Tuesday, 14 February 2012

Africa IP Summit short a Development Dimension?

The Africa IP Summit - what is it?

In short: "The first-ever, continent-wide Africa Intellectual Property Forum: Intellectual Property, Regional Integration and Economic Growth in Africa!" according to the

Commmericial Law Development Program (CLDP) of the Office of General Counsel United States Department of Commerce.

Some meat: "[a] ministerial level Forum will focus on the Dynamic Role of Intellectual Property Protection and Enforcement in Promoting Knowledge-Based Economies Through Innovation, Trade and Investment.
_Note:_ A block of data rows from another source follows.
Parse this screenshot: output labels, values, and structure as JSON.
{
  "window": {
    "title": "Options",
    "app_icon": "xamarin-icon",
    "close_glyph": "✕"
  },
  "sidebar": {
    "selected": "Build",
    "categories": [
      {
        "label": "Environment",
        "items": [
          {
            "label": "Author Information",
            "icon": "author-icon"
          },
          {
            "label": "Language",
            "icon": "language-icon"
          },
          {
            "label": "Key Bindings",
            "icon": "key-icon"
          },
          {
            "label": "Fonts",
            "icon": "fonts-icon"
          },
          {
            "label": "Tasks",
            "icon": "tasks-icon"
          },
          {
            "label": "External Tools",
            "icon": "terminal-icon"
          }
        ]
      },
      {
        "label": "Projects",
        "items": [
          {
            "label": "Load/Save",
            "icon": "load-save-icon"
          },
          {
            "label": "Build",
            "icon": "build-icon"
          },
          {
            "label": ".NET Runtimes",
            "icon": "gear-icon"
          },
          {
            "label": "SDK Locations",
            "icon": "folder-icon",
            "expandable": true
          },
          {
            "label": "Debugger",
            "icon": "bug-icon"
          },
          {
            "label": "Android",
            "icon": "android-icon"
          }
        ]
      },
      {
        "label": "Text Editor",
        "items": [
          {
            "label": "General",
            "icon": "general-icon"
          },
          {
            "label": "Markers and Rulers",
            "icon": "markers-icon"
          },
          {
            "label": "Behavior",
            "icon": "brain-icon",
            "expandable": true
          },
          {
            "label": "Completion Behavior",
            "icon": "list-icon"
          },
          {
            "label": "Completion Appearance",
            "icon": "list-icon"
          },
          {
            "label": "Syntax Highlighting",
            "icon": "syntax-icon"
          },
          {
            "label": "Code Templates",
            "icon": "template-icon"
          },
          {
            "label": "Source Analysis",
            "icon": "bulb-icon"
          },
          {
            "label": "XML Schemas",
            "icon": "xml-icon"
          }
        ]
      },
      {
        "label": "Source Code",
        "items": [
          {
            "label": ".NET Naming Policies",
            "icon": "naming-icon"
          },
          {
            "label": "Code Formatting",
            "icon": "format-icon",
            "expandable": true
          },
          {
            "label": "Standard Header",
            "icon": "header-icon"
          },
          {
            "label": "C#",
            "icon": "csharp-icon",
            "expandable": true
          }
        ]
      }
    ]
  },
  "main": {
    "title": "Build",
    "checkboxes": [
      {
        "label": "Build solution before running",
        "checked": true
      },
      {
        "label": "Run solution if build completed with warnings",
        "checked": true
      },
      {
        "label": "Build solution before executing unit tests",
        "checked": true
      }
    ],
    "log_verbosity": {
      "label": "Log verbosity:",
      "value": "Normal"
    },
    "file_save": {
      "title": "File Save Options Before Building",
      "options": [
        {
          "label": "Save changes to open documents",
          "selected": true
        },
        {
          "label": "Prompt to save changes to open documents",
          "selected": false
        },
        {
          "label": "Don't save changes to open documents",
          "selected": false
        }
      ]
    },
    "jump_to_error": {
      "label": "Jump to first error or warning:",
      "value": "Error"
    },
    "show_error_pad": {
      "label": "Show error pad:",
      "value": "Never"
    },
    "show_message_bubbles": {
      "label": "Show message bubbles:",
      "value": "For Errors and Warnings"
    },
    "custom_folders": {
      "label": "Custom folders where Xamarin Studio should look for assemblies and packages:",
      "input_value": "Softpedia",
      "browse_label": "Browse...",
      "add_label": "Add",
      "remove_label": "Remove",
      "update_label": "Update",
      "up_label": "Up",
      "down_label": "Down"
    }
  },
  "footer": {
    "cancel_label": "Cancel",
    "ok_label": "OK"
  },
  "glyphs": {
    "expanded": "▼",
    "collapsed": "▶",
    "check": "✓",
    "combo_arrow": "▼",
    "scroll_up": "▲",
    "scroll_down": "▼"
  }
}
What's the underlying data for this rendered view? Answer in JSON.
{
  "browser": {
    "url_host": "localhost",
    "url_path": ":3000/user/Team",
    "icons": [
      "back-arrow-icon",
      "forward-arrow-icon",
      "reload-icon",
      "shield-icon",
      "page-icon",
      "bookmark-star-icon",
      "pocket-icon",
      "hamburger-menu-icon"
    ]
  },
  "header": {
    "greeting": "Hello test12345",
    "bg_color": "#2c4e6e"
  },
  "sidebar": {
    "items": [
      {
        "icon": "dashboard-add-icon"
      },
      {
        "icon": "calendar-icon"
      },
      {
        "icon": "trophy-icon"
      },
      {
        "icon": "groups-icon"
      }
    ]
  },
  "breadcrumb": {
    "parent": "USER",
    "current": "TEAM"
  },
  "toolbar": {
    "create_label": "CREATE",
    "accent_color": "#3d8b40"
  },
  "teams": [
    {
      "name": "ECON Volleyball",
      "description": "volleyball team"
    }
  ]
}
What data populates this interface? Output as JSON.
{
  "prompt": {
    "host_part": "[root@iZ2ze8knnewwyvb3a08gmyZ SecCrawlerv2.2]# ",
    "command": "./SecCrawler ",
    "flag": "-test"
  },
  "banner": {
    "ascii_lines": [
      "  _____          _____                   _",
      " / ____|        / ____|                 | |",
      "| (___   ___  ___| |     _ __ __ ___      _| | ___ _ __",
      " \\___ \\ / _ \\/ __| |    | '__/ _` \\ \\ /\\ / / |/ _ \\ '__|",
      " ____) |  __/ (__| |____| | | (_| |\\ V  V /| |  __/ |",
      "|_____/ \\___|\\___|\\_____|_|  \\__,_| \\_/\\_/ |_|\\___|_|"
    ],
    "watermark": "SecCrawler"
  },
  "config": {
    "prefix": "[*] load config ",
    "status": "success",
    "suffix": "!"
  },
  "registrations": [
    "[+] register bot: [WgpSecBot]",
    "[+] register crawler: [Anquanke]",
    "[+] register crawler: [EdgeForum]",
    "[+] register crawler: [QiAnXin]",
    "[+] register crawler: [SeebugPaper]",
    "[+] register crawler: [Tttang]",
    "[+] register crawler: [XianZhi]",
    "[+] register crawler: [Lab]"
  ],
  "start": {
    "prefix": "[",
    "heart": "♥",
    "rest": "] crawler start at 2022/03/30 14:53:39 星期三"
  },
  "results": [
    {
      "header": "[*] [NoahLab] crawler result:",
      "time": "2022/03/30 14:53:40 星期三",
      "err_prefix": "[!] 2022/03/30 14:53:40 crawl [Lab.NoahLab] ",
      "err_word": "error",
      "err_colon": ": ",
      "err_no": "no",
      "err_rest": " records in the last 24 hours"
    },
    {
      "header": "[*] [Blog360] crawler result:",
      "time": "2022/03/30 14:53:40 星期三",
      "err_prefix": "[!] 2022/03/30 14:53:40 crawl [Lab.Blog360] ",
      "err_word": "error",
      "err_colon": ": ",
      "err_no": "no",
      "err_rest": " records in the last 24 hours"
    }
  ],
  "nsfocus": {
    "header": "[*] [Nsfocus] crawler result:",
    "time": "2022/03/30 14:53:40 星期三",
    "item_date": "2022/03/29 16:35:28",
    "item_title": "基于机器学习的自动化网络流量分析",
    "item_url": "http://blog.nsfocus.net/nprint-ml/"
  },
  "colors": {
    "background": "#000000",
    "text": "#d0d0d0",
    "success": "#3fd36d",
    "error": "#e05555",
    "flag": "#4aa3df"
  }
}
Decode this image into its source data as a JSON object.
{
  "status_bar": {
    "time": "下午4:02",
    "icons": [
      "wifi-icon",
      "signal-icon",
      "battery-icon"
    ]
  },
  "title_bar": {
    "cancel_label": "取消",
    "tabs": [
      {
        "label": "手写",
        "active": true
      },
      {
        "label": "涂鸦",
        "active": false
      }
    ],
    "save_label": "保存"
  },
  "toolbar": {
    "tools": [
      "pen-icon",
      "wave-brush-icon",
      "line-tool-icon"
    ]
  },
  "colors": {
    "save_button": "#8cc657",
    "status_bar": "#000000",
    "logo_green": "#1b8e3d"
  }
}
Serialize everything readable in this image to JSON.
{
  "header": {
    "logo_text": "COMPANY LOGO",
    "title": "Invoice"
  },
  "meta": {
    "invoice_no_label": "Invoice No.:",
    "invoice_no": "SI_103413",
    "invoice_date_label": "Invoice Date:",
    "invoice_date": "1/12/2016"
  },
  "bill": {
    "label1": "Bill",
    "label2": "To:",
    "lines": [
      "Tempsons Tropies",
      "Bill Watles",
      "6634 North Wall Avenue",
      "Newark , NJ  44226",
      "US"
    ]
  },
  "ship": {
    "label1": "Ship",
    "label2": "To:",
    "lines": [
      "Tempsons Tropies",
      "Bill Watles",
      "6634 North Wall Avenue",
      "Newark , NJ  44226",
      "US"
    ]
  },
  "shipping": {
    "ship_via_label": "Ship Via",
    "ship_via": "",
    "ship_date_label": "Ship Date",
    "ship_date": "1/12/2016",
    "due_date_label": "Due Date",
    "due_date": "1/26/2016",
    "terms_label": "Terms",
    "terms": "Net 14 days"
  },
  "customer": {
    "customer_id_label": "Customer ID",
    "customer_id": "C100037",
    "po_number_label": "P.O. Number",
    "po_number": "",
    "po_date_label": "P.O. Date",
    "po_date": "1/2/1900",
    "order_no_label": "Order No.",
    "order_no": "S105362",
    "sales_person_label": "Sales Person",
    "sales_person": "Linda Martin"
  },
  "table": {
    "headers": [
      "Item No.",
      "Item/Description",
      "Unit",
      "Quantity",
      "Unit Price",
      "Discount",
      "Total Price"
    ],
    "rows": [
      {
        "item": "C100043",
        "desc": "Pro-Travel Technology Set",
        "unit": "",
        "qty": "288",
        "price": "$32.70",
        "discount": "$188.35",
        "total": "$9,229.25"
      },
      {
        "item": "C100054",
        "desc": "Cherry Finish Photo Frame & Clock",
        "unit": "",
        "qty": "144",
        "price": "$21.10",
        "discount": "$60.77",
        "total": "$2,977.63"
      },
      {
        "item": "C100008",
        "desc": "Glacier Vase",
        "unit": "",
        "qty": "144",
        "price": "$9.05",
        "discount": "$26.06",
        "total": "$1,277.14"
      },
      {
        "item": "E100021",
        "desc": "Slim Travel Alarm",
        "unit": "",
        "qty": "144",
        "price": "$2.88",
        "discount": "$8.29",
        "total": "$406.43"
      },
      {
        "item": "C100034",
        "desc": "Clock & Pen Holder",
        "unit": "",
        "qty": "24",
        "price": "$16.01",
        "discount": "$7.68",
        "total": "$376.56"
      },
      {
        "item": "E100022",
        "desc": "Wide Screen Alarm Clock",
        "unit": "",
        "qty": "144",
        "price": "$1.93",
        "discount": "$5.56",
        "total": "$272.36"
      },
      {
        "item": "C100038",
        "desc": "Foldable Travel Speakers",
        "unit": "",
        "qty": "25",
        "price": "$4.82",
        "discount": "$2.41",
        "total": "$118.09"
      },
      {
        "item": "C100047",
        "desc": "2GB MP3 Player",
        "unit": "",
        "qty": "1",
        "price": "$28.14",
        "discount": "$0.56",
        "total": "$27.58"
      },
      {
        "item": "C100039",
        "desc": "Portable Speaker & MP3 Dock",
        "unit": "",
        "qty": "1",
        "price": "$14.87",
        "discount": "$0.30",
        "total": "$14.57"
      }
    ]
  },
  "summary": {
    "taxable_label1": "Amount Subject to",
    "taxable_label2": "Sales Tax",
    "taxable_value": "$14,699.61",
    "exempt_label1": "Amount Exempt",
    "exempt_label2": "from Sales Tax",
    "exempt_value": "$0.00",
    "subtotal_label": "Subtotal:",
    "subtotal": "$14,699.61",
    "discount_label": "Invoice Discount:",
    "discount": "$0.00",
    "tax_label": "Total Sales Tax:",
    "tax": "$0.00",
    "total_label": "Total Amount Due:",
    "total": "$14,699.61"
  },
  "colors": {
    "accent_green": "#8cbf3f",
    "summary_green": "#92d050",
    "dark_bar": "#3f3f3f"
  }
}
In a truly international effort, the governments of the France, Japan, South Africa, and the United States, and the World Intellectual Property Organization (WIPO), in collaboration with the African Intellectual Property Organization (OAPI), the African Regional Intellectual Property Organization (ARIPO), and the international private sector, will bring together 600-800 public officials and private IP stakeholders to discuss the integral and critical role of IP in African economic growth through the incentivizing of creation, innovation, trade, and investment."

Sounds really good (I mean really really good- Africa needs IP attention) so far so what is all the fuss about? According to the critics (100 NGOs) and a number of others, some of whom have written in to Afro-IP:

In short: the April 2012 agenda is lacking a Development Dimension

Some meat: here is the letter addressed to WIPO with signatures of 100 NGOs summarised as follows:

* there is a conflict of interest created by pro TRIPS plus agenda/standards countries - US, France and Japan - who support the controversial ACTA and EPAs to the detriment of developing countries, and the involvement of private sector sponsorship "who have a strong stake in IP enforcement."
* important development issues such as flexibility eg compulsory licensing; access to medicines and access to knowledge appear to be disregarded.
* The agenda is too heavily focussed on anti-counterfeit legislation in dealing with counterfeit medicine (which apparently is not in WIPO's mandate).
* Lack of transparency and information.
* No guarantee of participation at the event, even if you register.

The call is for a postponement of the meeting to address the criticisms.

Some more meat: more comment on the criticism is available here, here and here.

Afro Leo has a call scheduled with the conference organisers tomorrow evening GMT and expects to report on developments after that.



No comments: